In this post, you will find simple, direct instruction on how to buy a used generator
that fits the bill for your business. Use it to guide your decision about which model and
set of requirements you will rely on to protect your business from unwanted costs and
loss of operation.
Know Your Power
Generators measure power in watts. The number of watts determines how many lights,
appliances, or machines you can run simultaneously. Start by making a list of the number of machines and their type that you need to run in the case of power failure or
You will likely have to prioritize certain systems for which a generator is necessary,
especially if you have a large facility or high-stakes machinery that must run
consistently—rain or shine. In all likelihood, you will need to buy several generators of
different types to suit the need of your facility in the case of an outage.
Study Generator Types
There are largely three kinds of generators:
Standby generators are a permanent fixture of your facility, and they will come on in
the case of an outage automatically. Portable and inverter generators are both mobile,
but portable are better for transportation.
Standby generators will cost you more, but they also supply more power and will come
on automatically. Often they run self-diagnosis to tell you if maintenance is need, and
they can run on various fuel forms including natural gas (which can supply a nearly
unlimited supply of backup power).
Portable generators cost less than standby, but they also typically run on gasoline and
stabilizer (for storage). Though you can use a portable generator anywhere on your
property, they create exhaust and potentially deadly levels of carbon monoxide. As
such, these are really not suitable as a permanent solution to indoor machinery,
though they have many transportation applications.
Inverter generator are somewhat more expensive than portable generators for their
output. They are designed to match the demand of power intelligently, and they run
more quietly than many portable generators because of this, producing fewer
emissions and running more efficiently.
Through this review of generator types, you should see that, as a permanent backup
solution, standby generators are the best selection unless you expect to be aware of
outages and can service your machines with portable power with exhaust.
Consider Model Features
Now that you have narrowed down the type of generator best for your business, it's
time to consider some features that will make your generator ideal. Some generators
will feature intelligent and automatic start, some will feature electric start, and still
others will allow for alternative fuel types. A few common other features to look out for
a fuel gauge,
multiple outputs, and
Many of our generators come with even more features and can suit many business
types and commercial applications. We can help you select the right generator for your
needs through consultation.

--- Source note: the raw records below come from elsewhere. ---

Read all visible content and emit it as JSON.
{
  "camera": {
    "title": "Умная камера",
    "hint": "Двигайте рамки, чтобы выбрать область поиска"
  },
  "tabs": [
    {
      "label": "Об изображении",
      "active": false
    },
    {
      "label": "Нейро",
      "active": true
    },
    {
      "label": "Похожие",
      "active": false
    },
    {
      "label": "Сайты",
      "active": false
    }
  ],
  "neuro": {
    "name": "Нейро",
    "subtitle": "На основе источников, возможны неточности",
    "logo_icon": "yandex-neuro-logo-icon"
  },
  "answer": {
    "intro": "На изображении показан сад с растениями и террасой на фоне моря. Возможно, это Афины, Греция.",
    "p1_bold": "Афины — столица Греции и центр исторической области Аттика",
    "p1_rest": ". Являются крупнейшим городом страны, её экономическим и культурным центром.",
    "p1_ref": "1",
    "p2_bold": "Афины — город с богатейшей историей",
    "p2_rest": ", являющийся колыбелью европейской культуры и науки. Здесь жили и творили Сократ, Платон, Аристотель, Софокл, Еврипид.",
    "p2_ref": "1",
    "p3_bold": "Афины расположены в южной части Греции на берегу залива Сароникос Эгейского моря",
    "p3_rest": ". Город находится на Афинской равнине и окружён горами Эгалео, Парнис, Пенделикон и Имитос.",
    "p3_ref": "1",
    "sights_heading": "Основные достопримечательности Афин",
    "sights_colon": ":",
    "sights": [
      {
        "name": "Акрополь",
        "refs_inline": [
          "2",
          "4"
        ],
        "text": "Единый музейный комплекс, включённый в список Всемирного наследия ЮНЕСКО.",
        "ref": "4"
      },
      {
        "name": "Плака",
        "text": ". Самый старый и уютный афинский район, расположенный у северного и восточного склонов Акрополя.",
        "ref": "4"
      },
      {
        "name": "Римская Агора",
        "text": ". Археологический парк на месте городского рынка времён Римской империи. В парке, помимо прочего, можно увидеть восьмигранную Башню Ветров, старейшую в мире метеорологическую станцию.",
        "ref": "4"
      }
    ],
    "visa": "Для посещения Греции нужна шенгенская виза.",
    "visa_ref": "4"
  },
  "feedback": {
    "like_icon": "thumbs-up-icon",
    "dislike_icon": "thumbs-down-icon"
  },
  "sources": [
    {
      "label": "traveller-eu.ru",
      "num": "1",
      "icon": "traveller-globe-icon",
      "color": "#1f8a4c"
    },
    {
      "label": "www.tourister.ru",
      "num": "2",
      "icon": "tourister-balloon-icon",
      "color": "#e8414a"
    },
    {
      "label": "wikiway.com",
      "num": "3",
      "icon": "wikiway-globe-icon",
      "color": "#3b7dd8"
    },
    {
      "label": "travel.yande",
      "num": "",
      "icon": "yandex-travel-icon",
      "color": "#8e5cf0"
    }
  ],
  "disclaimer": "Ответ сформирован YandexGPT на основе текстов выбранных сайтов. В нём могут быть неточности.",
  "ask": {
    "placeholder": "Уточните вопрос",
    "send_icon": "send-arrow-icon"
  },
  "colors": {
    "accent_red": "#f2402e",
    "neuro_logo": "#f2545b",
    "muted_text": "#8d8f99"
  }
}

For information about the kind of generator that we can provide you, contact one of
our experienced representatives. We can help you select from our offerings with free
advice for selecting a generator for your specific circumstance by calling (888) 297-5524